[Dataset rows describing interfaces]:
============================================================

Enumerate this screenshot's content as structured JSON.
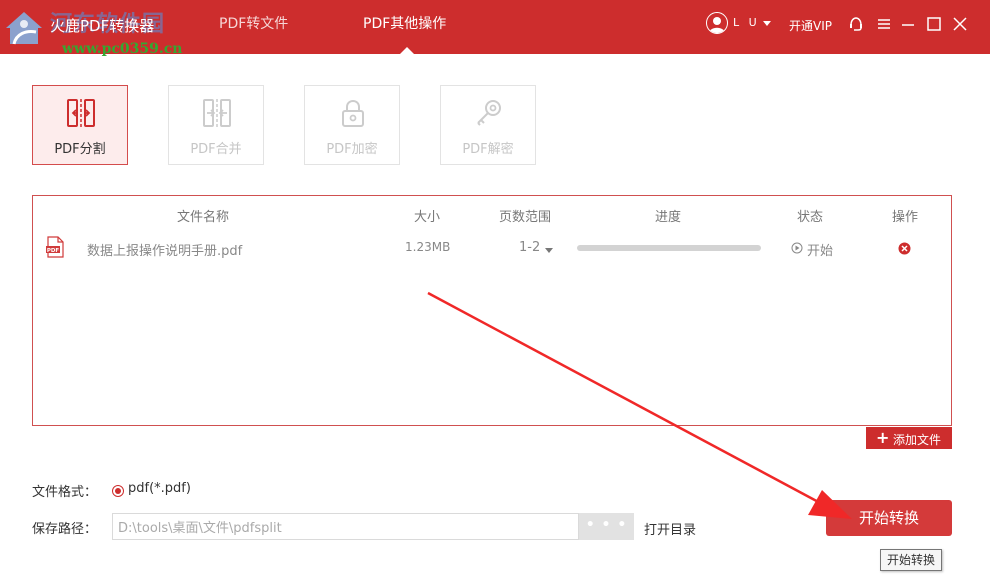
{
  "app": {
    "title": "火鹿PDF转换器",
    "watermark_title": "河东软件园",
    "watermark_url": "www.pc0359.cn"
  },
  "nav": {
    "tabs": [
      {
        "label": "PDF转文件",
        "active": false
      },
      {
        "label": "PDF其他操作",
        "active": true
      }
    ]
  },
  "user": {
    "name": "L U",
    "vip_label": "开通VIP"
  },
  "tools": [
    {
      "label": "PDF分割",
      "icon": "split-icon",
      "active": true
    },
    {
      "label": "PDF合并",
      "icon": "merge-icon",
      "active": false
    },
    {
      "label": "PDF加密",
      "icon": "lock-icon",
      "active": false
    },
    {
      "label": "PDF解密",
      "icon": "key-icon",
      "active": false
    }
  ],
  "table": {
    "headers": {
      "name": "文件名称",
      "size": "大小",
      "pages": "页数范围",
      "progress": "进度",
      "status": "状态",
      "action": "操作"
    },
    "rows": [
      {
        "icon": "pdf-file-icon",
        "name": "数据上报操作说明手册.pdf",
        "size": "1.23MB",
        "pages": "1-2",
        "progress": 0,
        "status": "开始"
      }
    ]
  },
  "add_file_label": "添加文件",
  "settings": {
    "format_label": "文件格式：",
    "format_option": "pdf(*.pdf)",
    "path_label": "保存路径：",
    "path_value": "D:\\tools\\桌面\\文件\\pdfsplit",
    "browse_label": "• • •",
    "open_dir_label": "打开目录"
  },
  "convert_label": "开始转换",
  "tooltip_text": "开始转换",
  "colors": {
    "brand_red": "#cd2d2d",
    "annotation_arrow": "#f02828"
  }
}
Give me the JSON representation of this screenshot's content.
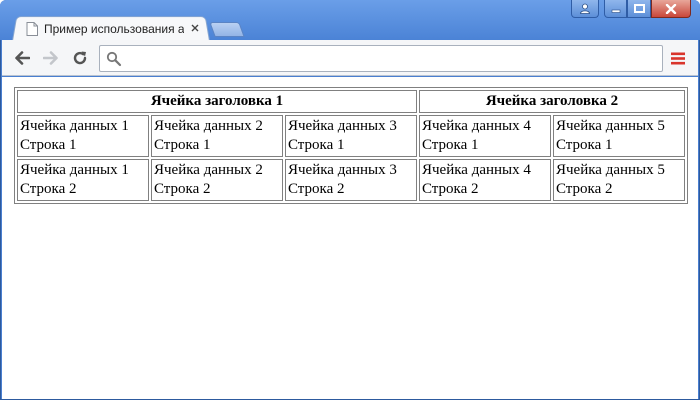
{
  "browser": {
    "tab_title": "Пример использования атрибута colspan",
    "address_value": "",
    "address_placeholder": ""
  },
  "table": {
    "headers": [
      {
        "label": "Ячейка заголовка 1",
        "colspan": 3
      },
      {
        "label": "Ячейка заголовка 2",
        "colspan": 2
      }
    ],
    "rows": [
      {
        "cells": [
          {
            "line1": "Ячейка данных 1",
            "line2": "Строка 1"
          },
          {
            "line1": "Ячейка данных 2",
            "line2": "Строка 1"
          },
          {
            "line1": "Ячейка данных 3",
            "line2": "Строка 1"
          },
          {
            "line1": "Ячейка данных 4",
            "line2": "Строка 1"
          },
          {
            "line1": "Ячейка данных 5",
            "line2": "Строка 1"
          }
        ]
      },
      {
        "cells": [
          {
            "line1": "Ячейка данных 1",
            "line2": "Строка 2"
          },
          {
            "line1": "Ячейка данных 2",
            "line2": "Строка 2"
          },
          {
            "line1": "Ячейка данных 3",
            "line2": "Строка 2"
          },
          {
            "line1": "Ячейка данных 4",
            "line2": "Строка 2"
          },
          {
            "line1": "Ячейка данных 5",
            "line2": "Строка 2"
          }
        ]
      }
    ]
  },
  "colors": {
    "frame": "#4a7fd0",
    "menu_accent": "#d9342b",
    "table_border": "#808080"
  }
}
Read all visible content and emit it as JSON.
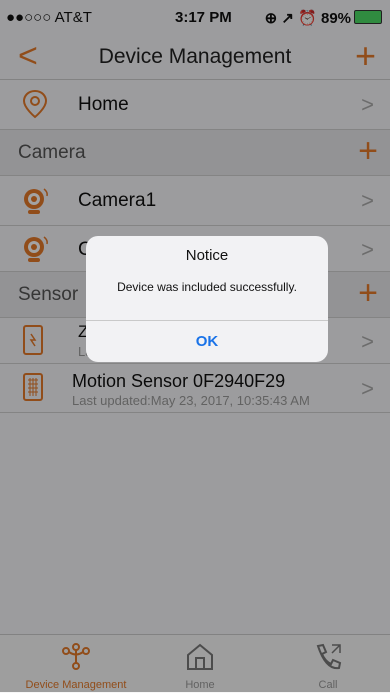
{
  "statusbar": {
    "carrier": "●●○○○ AT&T",
    "time": "3:17 PM",
    "right": "⊕ ↗ ⏰ 89%"
  },
  "navbar": {
    "back": "<",
    "title": "Device Management",
    "add": "+"
  },
  "rows": {
    "home": {
      "label": "Home",
      "chev": ">"
    },
    "camera1": {
      "label": "Camera1",
      "chev": ">"
    },
    "camera2": {
      "label": "C",
      "chev": ">"
    },
    "zwave": {
      "label": "Z-",
      "sub": "La",
      "chev": ">"
    },
    "motion": {
      "label": "Motion Sensor 0F2940F29",
      "sub": "Last updated:May 23, 2017, 10:35:43 AM",
      "chev": ">"
    }
  },
  "sections": {
    "camera": {
      "title": "Camera",
      "add": "+"
    },
    "sensor": {
      "title": "Sensor",
      "add": "+"
    }
  },
  "dialog": {
    "title": "Notice",
    "message": "Device was included successfully.",
    "ok": "OK"
  },
  "tabs": [
    {
      "label": "Device Management",
      "active": true
    },
    {
      "label": "Home",
      "active": false
    },
    {
      "label": "Call",
      "active": false
    }
  ],
  "colors": {
    "accent": "#e3792a",
    "link": "#1a73e8"
  }
}
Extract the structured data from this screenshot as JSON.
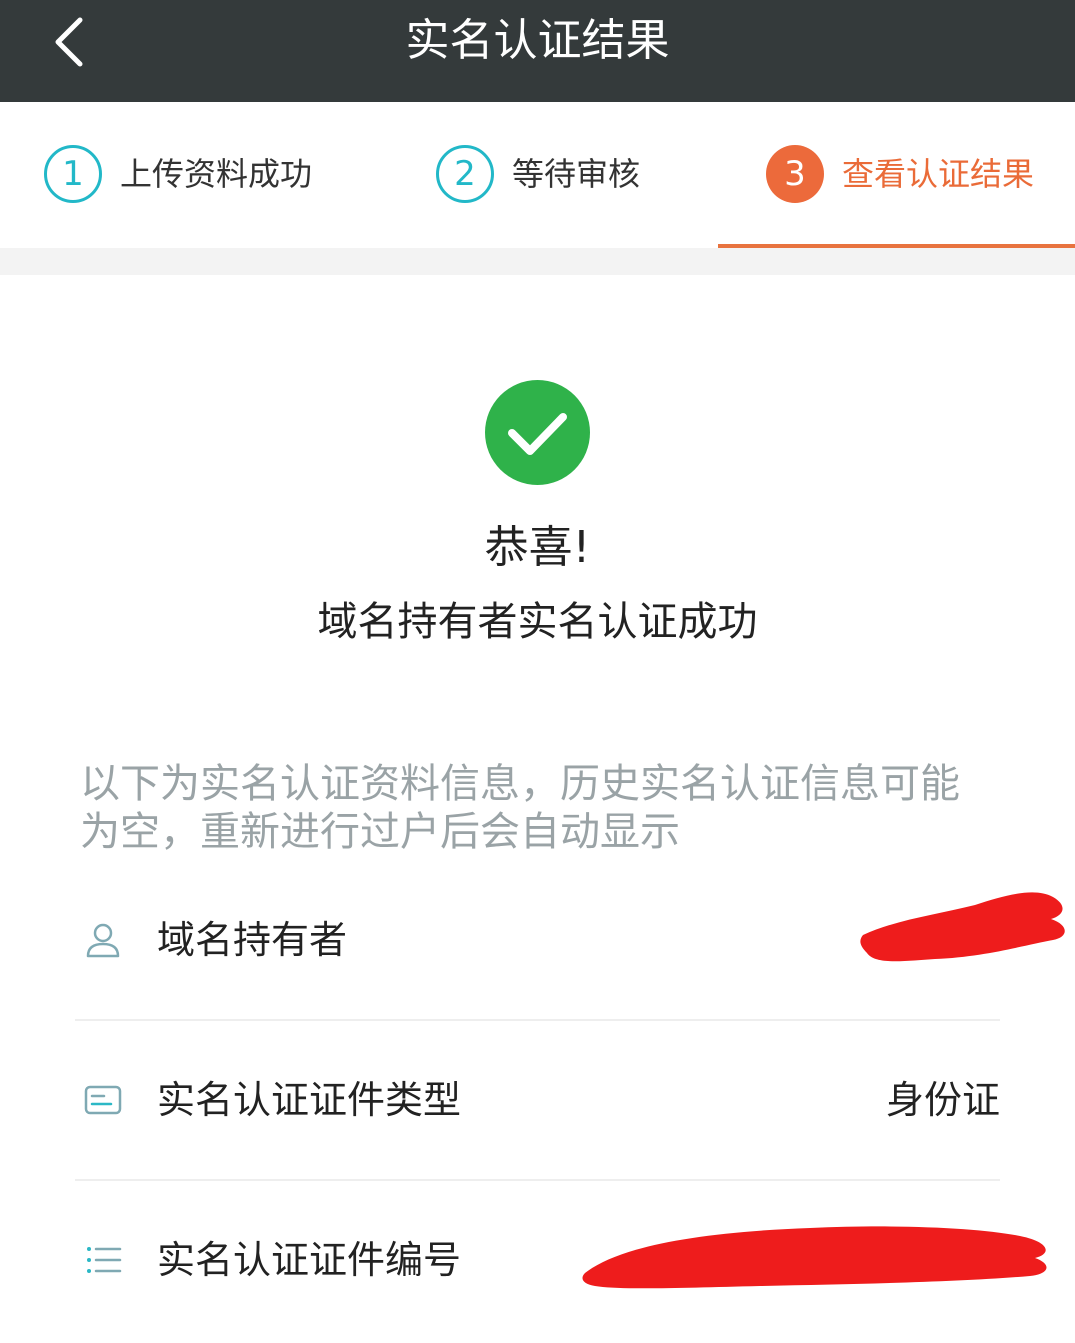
{
  "header": {
    "title": "实名认证结果"
  },
  "steps": [
    {
      "number": "1",
      "label": "上传资料成功",
      "active": false
    },
    {
      "number": "2",
      "label": "等待审核",
      "active": false
    },
    {
      "number": "3",
      "label": "查看认证结果",
      "active": true
    }
  ],
  "result": {
    "congrats": "恭喜!",
    "message": "域名持有者实名认证成功"
  },
  "info_note": "以下为实名认证资料信息，历史实名认证信息可能为空，重新进行过户后会自动显示",
  "details": [
    {
      "label": "域名持有者",
      "value": "",
      "icon": "person-icon",
      "redacted": true
    },
    {
      "label": "实名认证证件类型",
      "value": "身份证",
      "icon": "id-card-icon",
      "redacted": false
    },
    {
      "label": "实名认证证件编号",
      "value": "",
      "icon": "list-icon",
      "redacted": true
    }
  ],
  "colors": {
    "header_bg": "#343a3b",
    "step_inactive": "#22b8c8",
    "step_active": "#ec6a3b",
    "success_green": "#2fb24a",
    "redaction": "#ee1c1c"
  }
}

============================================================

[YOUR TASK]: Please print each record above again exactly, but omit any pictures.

[RESULT]:
Enumerate this screenshot's content as structured JSON.
{
  "app": {
    "title": "火鹿PDF转换器",
    "watermark_title": "河东软件园",
    "watermark_url": "www.pc0359.cn"
  },
  "nav": {
    "tabs": [
      {
        "label": "PDF转文件",
        "active": false
      },
      {
        "label": "PDF其他操作",
        "active": true
      }
    ]
  },
  "user": {
    "name": "L U",
    "vip_label": "开通VIP"
  },
  "tools": [
    {
      "label": "PDF分割",
      "icon": "split-icon",
      "active": true
    },
    {
      "label": "PDF合并",
      "icon": "merge-icon",
      "active": false
    },
    {
      "label": "PDF加密",
      "icon": "lock-icon",
      "active": false
    },
    {
      "label": "PDF解密",
      "icon": "key-icon",
      "active": false
    }
  ],
  "table": {
    "headers": {
      "name": "文件名称",
      "size": "大小",
      "pages": "页数范围",
      "progress": "进度",
      "status": "状态",
      "action": "操作"
    },
    "rows": [
      {
        "icon": "pdf-file-icon",
        "name": "数据上报操作说明手册.pdf",
        "size": "1.23MB",
        "pages": "1-2",
        "progress": 0,
        "status": "开始"
      }
    ]
  },
  "add_file_label": "添加文件",
  "settings": {
    "format_label": "文件格式：",
    "format_option": "pdf(*.pdf)",
    "path_label": "保存路径：",
    "path_value": "D:\\tools\\桌面\\文件\\pdfsplit",
    "browse_label": "• • •",
    "open_dir_label": "打开目录"
  },
  "convert_label": "开始转换",
  "tooltip_text": "开始转换",
  "colors": {
    "brand_red": "#cd2d2d",
    "annotation_arrow": "#f02828"
  }
}
Give me the JSON representation of this screenshot's content.
{
  "browser": {
    "tab_title": "Пример использования атрибута colspan",
    "address_value": "",
    "address_placeholder": ""
  },
  "table": {
    "headers": [
      {
        "label": "Ячейка заголовка 1",
        "colspan": 3
      },
      {
        "label": "Ячейка заголовка 2",
        "colspan": 2
      }
    ],
    "rows": [
      {
        "cells": [
          {
            "line1": "Ячейка данных 1",
            "line2": "Строка 1"
          },
          {
            "line1": "Ячейка данных 2",
            "line2": "Строка 1"
          },
          {
            "line1": "Ячейка данных 3",
            "line2": "Строка 1"
          },
          {
            "line1": "Ячейка данных 4",
            "line2": "Строка 1"
          },
          {
            "line1": "Ячейка данных 5",
            "line2": "Строка 1"
          }
        ]
      },
      {
        "cells": [
          {
            "line1": "Ячейка данных 1",
            "line2": "Строка 2"
          },
          {
            "line1": "Ячейка данных 2",
            "line2": "Строка 2"
          },
          {
            "line1": "Ячейка данных 3",
            "line2": "Строка 2"
          },
          {
            "line1": "Ячейка данных 4",
            "line2": "Строка 2"
          },
          {
            "line1": "Ячейка данных 5",
            "line2": "Строка 2"
          }
        ]
      }
    ]
  },
  "colors": {
    "frame": "#4a7fd0",
    "menu_accent": "#d9342b",
    "table_border": "#808080"
  }
}
Read all visible content and emit it as JSON.
{
  "statusbar": {
    "carrier": "●●○○○ AT&T",
    "time": "3:17 PM",
    "right": "⊕ ↗ ⏰ 89%"
  },
  "navbar": {
    "back": "<",
    "title": "Device Management",
    "add": "+"
  },
  "rows": {
    "home": {
      "label": "Home",
      "chev": ">"
    },
    "camera1": {
      "label": "Camera1",
      "chev": ">"
    },
    "camera2": {
      "label": "C",
      "chev": ">"
    },
    "zwave": {
      "label": "Z-",
      "sub": "La",
      "chev": ">"
    },
    "motion": {
      "label": "Motion Sensor 0F2940F29",
      "sub": "Last updated:May 23, 2017, 10:35:43 AM",
      "chev": ">"
    }
  },
  "sections": {
    "camera": {
      "title": "Camera",
      "add": "+"
    },
    "sensor": {
      "title": "Sensor",
      "add": "+"
    }
  },
  "dialog": {
    "title": "Notice",
    "message": "Device was included successfully.",
    "ok": "OK"
  },
  "tabs": [
    {
      "label": "Device Management",
      "active": true
    },
    {
      "label": "Home",
      "active": false
    },
    {
      "label": "Call",
      "active": false
    }
  ],
  "colors": {
    "accent": "#e3792a",
    "link": "#1a73e8"
  }
}
Extract the structured data from this screenshot as JSON.
{
  "header": {
    "title": "实名认证结果"
  },
  "steps": [
    {
      "number": "1",
      "label": "上传资料成功",
      "active": false
    },
    {
      "number": "2",
      "label": "等待审核",
      "active": false
    },
    {
      "number": "3",
      "label": "查看认证结果",
      "active": true
    }
  ],
  "result": {
    "congrats": "恭喜!",
    "message": "域名持有者实名认证成功"
  },
  "info_note": "以下为实名认证资料信息，历史实名认证信息可能为空，重新进行过户后会自动显示",
  "details": [
    {
      "label": "域名持有者",
      "value": "",
      "icon": "person-icon",
      "redacted": true
    },
    {
      "label": "实名认证证件类型",
      "value": "身份证",
      "icon": "id-card-icon",
      "redacted": false
    },
    {
      "label": "实名认证证件编号",
      "value": "",
      "icon": "list-icon",
      "redacted": true
    }
  ],
  "colors": {
    "header_bg": "#343a3b",
    "step_inactive": "#22b8c8",
    "step_active": "#ec6a3b",
    "success_green": "#2fb24a",
    "redaction": "#ee1c1c"
  }
}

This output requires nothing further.